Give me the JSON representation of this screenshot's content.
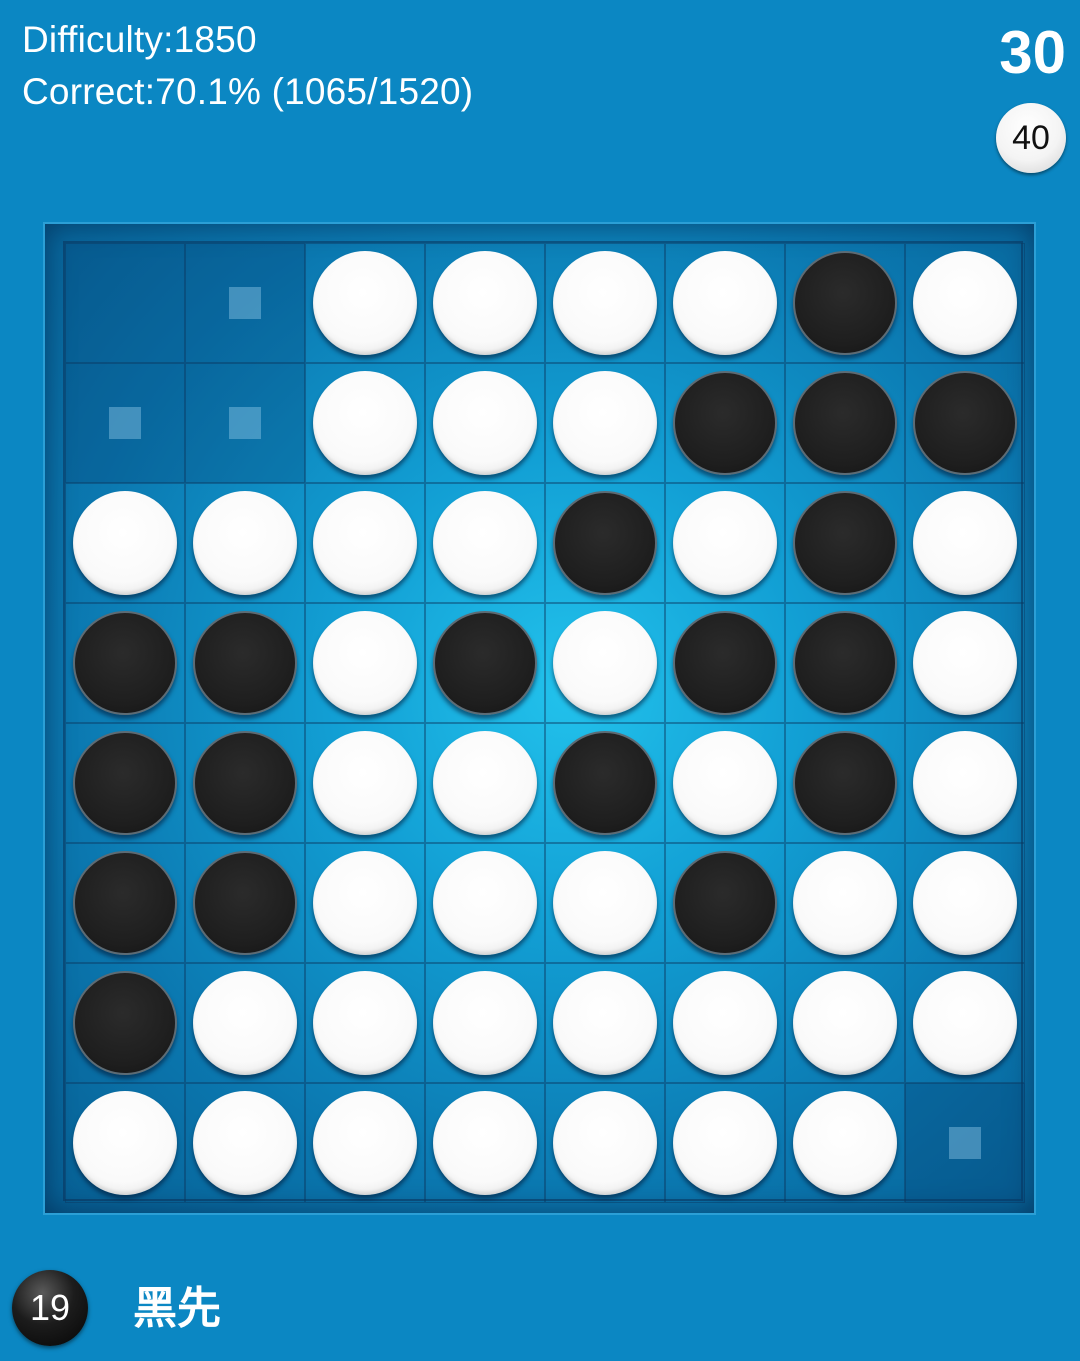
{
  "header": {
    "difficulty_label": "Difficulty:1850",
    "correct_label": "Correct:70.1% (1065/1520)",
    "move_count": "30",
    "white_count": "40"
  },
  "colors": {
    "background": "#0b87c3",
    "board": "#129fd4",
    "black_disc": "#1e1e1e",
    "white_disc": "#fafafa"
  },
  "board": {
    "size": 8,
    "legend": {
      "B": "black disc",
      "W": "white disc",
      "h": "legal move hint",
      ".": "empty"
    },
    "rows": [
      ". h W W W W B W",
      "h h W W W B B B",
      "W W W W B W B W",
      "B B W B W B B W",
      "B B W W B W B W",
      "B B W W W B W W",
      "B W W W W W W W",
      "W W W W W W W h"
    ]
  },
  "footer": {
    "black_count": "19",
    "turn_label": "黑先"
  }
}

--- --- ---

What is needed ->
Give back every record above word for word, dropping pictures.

Written response ->
Give me the JSON representation of this screenshot's content.
{
  "header": {
    "difficulty_label": "Difficulty:1850",
    "correct_label": "Correct:70.1% (1065/1520)",
    "move_count": "30",
    "white_count": "40"
  },
  "colors": {
    "background": "#0b87c3",
    "board": "#129fd4",
    "black_disc": "#1e1e1e",
    "white_disc": "#fafafa"
  },
  "board": {
    "size": 8,
    "legend": {
      "B": "black disc",
      "W": "white disc",
      "h": "legal move hint",
      ".": "empty"
    },
    "rows": [
      ". h W W W W B W",
      "h h W W W B B B",
      "W W W W B W B W",
      "B B W B W B B W",
      "B B W W B W B W",
      "B B W W W B W W",
      "B W W W W W W W",
      "W W W W W W W h"
    ]
  },
  "footer": {
    "black_count": "19",
    "turn_label": "黑先"
  }
}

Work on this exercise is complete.